**What is needed**. Read the data, and whenever a line holds the word "screenshot", report that line.

----- Study material

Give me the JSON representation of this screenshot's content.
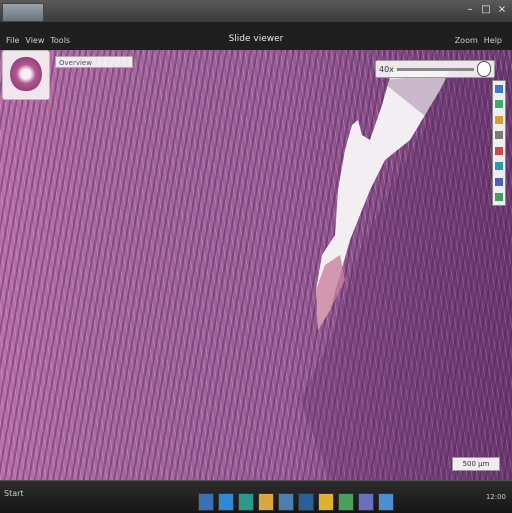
{
  "window": {
    "title": "",
    "doc_title": "Slide viewer",
    "controls": [
      "minimize",
      "maximize",
      "close"
    ]
  },
  "menubar": {
    "left_items": [
      "File",
      "View",
      "Tools"
    ],
    "right_items": [
      "Zoom",
      "Help"
    ]
  },
  "overview": {
    "info_label": "Overview",
    "zoom_label": "40x"
  },
  "scale_bar": {
    "label": "500 µm"
  },
  "taskbar": {
    "start_label": "Start",
    "tray_text": "12:00"
  },
  "colors": {
    "tissue_primary": "#9a5e96",
    "tissue_dark": "#6d3c72",
    "tissue_light": "#b76fa6",
    "lumen": "#f3eef2",
    "taskbar": "#1a1a1a"
  },
  "icons": {
    "task_icons": [
      "explorer-icon",
      "browser-icon",
      "viewer-icon",
      "folder-icon",
      "settings-icon",
      "terminal-icon",
      "mail-icon",
      "media-icon",
      "chat-icon",
      "chart-icon"
    ],
    "side_tools": [
      "pan-icon",
      "zoom-in-icon",
      "zoom-out-icon",
      "ruler-icon",
      "annotate-icon",
      "color-icon",
      "rotate-icon",
      "fit-icon"
    ]
  }
}
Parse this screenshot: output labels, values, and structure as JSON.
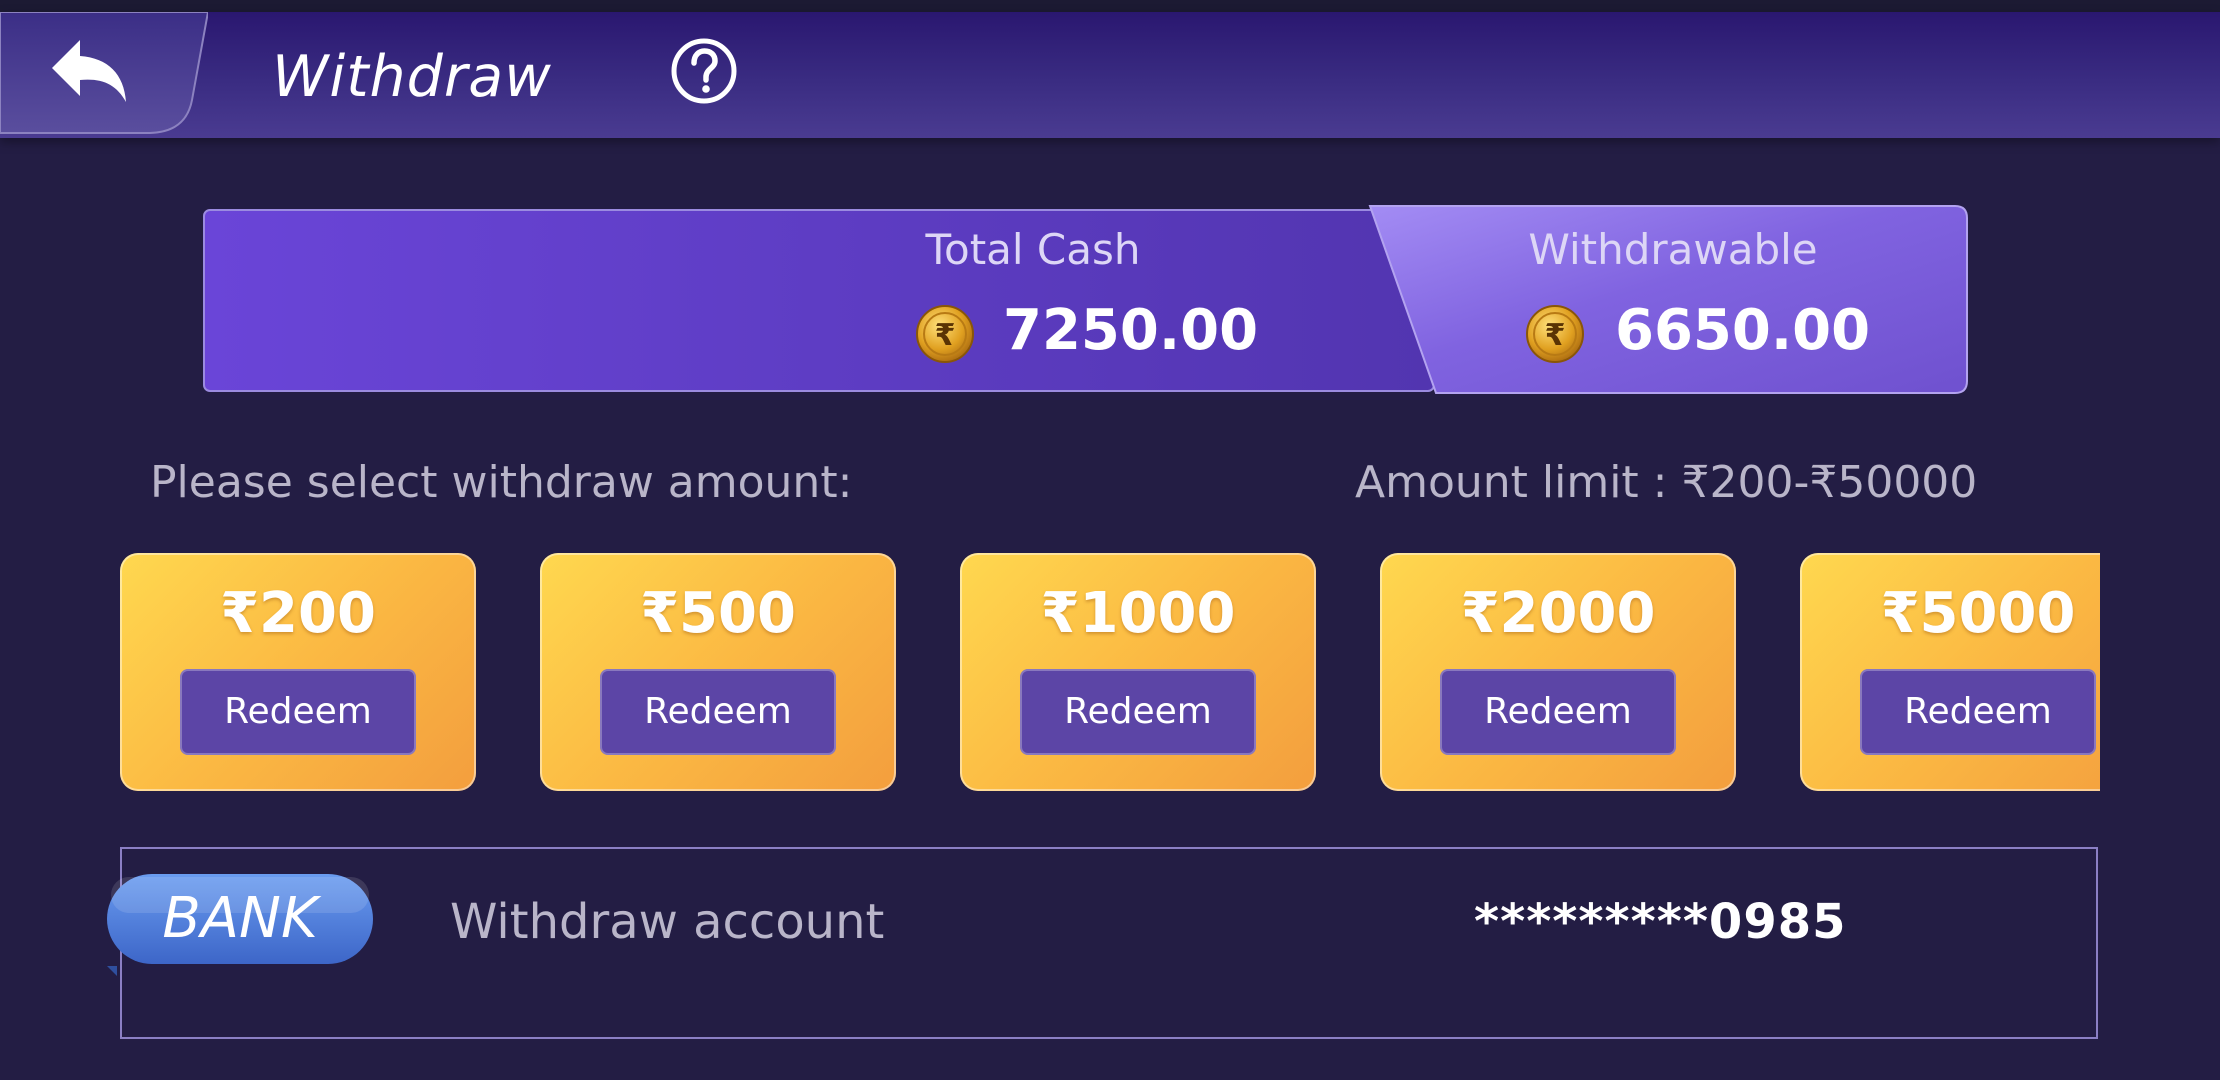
{
  "header": {
    "title": "Withdraw"
  },
  "balance": {
    "total_cash_label": "Total Cash",
    "total_cash_value": "7250.00",
    "withdrawable_label": "Withdrawable",
    "withdrawable_value": "6650.00",
    "coin_symbol": "₹"
  },
  "selection": {
    "prompt": "Please select withdraw amount:",
    "limit": "Amount limit : ₹200-₹50000"
  },
  "amounts": [
    {
      "value": "₹200",
      "button": "Redeem"
    },
    {
      "value": "₹500",
      "button": "Redeem"
    },
    {
      "value": "₹1000",
      "button": "Redeem"
    },
    {
      "value": "₹2000",
      "button": "Redeem"
    },
    {
      "value": "₹5000",
      "button": "Redeem"
    }
  ],
  "account": {
    "tag": "BANK",
    "label": "Withdraw account",
    "number": "*********0985"
  },
  "colors": {
    "background": "#231d44",
    "header": "#2a1770",
    "card_gradient_start": "#ffd84f",
    "card_gradient_end": "#f39e3e",
    "redeem_button": "#5c45a6",
    "bank_tag": "#4a78d8"
  }
}
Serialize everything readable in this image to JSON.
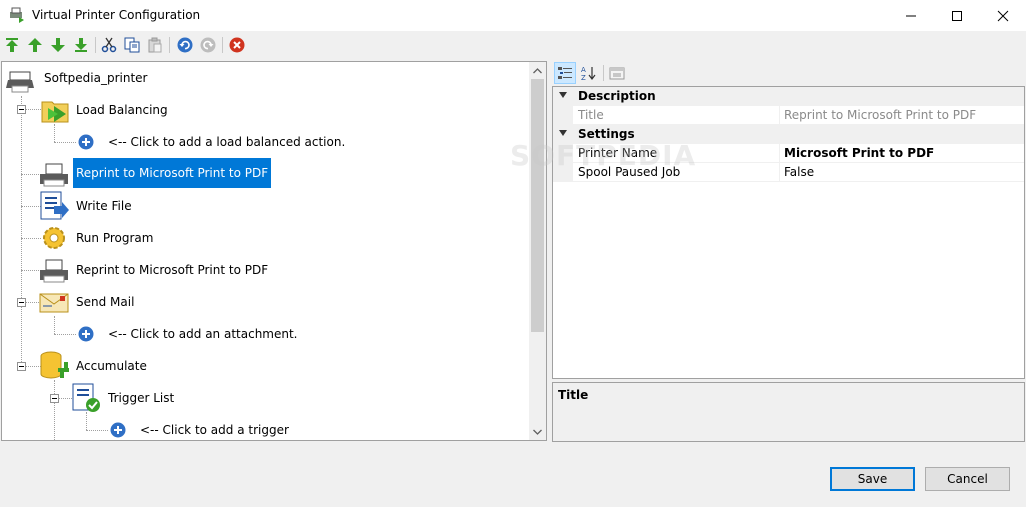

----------

**Result of the exercise**.
Give me the JSON representation of this screenshot's content.
Parse this screenshot: output labels, values, and structure as JSON.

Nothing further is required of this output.